(Source:IANS): A builder cannot seek additional money from a house allottee who has paid all dues and taken possession on the ground that the cost calculated at the time of handing over the property was tentative, the top consumer court has ruled.
National Consumer Disputes Redressal Commission Presiding Member V.B. Gupta and Member K.S. Chaudhari said if the builder failed to justify the need for demanding extra money, a house owner could not be forced to shell out the additional amount even if he had given an affidavit to the builder agreeing to accept a cost escalation in the future.
The commission gave the consumer-friendly interpretation of the law while dismissing the Ghaziabad Development Authority’s (GDA’s) appeal in a case related to Satya Narayan, a house owner in Indirapuram.
“The price could have been escalated only on the ground of increase of payment of compensation for the land acquired but learned counsel for the GDA admitted that compensation has not been increased. In such circumstances, there was no occasion to increase the price of the house,” the consumer court said in a recent order.
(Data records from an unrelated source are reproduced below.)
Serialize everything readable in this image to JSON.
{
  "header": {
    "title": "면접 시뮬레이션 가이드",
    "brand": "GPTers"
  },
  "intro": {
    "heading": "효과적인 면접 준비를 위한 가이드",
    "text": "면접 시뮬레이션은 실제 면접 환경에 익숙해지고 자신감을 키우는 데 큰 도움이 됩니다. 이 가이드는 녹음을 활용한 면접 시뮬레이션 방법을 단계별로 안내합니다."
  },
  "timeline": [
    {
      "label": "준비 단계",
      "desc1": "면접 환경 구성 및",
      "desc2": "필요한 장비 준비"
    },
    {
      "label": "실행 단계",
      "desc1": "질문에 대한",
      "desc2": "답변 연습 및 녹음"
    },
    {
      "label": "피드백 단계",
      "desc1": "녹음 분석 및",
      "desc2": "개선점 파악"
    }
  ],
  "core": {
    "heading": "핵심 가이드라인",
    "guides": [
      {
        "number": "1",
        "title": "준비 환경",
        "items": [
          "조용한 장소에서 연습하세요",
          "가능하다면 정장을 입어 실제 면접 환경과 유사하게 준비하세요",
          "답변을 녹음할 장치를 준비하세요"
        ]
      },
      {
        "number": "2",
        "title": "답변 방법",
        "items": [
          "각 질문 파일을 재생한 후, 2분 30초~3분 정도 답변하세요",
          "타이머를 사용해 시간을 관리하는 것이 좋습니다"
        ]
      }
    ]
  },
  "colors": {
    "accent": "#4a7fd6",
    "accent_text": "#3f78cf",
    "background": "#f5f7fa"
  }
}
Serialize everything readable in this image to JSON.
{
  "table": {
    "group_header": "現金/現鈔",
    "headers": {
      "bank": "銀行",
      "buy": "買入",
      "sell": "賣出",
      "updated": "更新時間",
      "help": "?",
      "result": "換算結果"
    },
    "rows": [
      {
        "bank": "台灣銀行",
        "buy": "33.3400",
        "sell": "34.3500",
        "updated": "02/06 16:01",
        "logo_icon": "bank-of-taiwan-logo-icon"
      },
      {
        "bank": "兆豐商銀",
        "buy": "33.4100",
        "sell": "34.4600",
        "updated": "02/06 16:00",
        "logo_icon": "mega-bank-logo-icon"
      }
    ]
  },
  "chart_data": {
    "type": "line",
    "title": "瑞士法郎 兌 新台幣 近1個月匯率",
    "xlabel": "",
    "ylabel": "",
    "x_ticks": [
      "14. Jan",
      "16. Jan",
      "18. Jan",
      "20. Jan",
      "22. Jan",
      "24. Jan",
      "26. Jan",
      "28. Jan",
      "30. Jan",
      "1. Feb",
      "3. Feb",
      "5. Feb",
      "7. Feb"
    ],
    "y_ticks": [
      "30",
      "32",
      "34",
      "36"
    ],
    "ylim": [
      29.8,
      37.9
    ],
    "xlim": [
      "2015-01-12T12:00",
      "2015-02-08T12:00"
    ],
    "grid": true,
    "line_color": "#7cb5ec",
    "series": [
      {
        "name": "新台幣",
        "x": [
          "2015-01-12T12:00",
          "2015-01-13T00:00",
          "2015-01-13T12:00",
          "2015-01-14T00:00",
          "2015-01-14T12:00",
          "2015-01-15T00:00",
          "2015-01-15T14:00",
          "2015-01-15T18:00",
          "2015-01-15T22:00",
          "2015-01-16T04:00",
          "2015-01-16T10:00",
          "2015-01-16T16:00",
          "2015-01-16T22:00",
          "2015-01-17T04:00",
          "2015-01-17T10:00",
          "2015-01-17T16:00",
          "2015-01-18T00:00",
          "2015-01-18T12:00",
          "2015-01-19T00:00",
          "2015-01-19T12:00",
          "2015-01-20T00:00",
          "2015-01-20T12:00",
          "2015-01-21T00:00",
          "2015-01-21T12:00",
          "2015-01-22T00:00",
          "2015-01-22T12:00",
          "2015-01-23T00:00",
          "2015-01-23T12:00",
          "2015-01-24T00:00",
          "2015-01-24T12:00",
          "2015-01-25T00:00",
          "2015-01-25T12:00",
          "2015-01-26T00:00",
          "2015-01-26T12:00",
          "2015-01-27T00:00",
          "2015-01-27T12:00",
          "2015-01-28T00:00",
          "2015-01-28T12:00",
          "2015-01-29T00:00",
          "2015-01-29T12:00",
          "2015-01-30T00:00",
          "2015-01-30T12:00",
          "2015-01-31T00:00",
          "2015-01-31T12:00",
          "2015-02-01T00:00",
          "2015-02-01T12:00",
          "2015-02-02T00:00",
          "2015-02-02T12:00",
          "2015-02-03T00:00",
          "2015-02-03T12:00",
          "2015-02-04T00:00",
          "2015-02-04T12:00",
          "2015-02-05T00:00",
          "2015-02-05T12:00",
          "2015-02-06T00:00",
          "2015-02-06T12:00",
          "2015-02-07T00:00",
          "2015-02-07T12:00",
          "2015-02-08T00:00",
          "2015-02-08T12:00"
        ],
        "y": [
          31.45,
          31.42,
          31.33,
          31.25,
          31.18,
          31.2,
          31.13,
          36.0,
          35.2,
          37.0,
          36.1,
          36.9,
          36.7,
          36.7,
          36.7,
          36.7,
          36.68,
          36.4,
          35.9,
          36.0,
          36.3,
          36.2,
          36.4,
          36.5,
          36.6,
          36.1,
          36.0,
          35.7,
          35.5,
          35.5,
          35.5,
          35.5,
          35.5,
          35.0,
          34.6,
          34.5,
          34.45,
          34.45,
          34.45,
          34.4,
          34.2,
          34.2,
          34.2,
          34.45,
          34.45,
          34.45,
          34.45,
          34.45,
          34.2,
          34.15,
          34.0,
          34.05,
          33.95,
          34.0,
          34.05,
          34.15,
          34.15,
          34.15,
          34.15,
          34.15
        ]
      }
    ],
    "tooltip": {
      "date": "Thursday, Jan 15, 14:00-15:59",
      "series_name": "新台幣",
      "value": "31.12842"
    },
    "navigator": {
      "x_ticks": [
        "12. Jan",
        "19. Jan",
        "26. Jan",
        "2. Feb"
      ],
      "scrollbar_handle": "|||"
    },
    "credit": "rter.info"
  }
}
“No doubt an affidavit was given by Narayan on April 15, 1997, stating that if in future the cost of the house is increased, he will deposit the same in accordance with the rules. Learned counsel for the GDA could not show any rule on whose basis the price was increased,” said Gupta.
The GDA moved the national commission while challenging an order of the Uttar Pradesh consumer commission in favour of Satya Narayan, who sought a refund of the additional money demanded by the authority and deposited by him under protest.
The national commission said: “It is an admitted fact that the house was allotted to Narayan at the estimated cost of Rs.5.50 lakh. This amount was to be deposited by him in instalments up to Oct 15, 1998, whereas he deposited the entire amount by July 15, 1997, and obtained possession of the house.”
Narayan complained that after three years and three months of the house allotment, the GDA asked him to deposit an additional Rs.1.95 lakh, stating that the price at the time of allotment was only tentative.
The national commission said: “The state commission has not committed any error in dismissing the appeal of the GDA and in such circumstances, revision petition is liable to be dismissed. Consequently, revision petition filed by the GDA is dismissed with no order as to cost.”
For the GDA, an appeal against the national commission’s decision now lies in the Supreme Court.
Narayan said in his complaint that after giving him the possession of the house, the GDA “neither fixed a brick nor put a nail in the premises but demanded money and, under compelling circumstances”, he deposited the money.
He then filed a complaint in the district forum seeking the refund of the additional amount of over Rs.1.95 lakh that he had deposited under protest.
The forum ruled in favour of the house owner and the decision was upheld by the state consumer commission Oct 20, 2010.
The GDA took the defence that as per the affidavit given to it by Narayan, he was bound to deposit the increased cost of the house.
It claimed that the district forum and the state consumer commission erred in allowing refund of the over Rs.1.95 lakh to Narayan.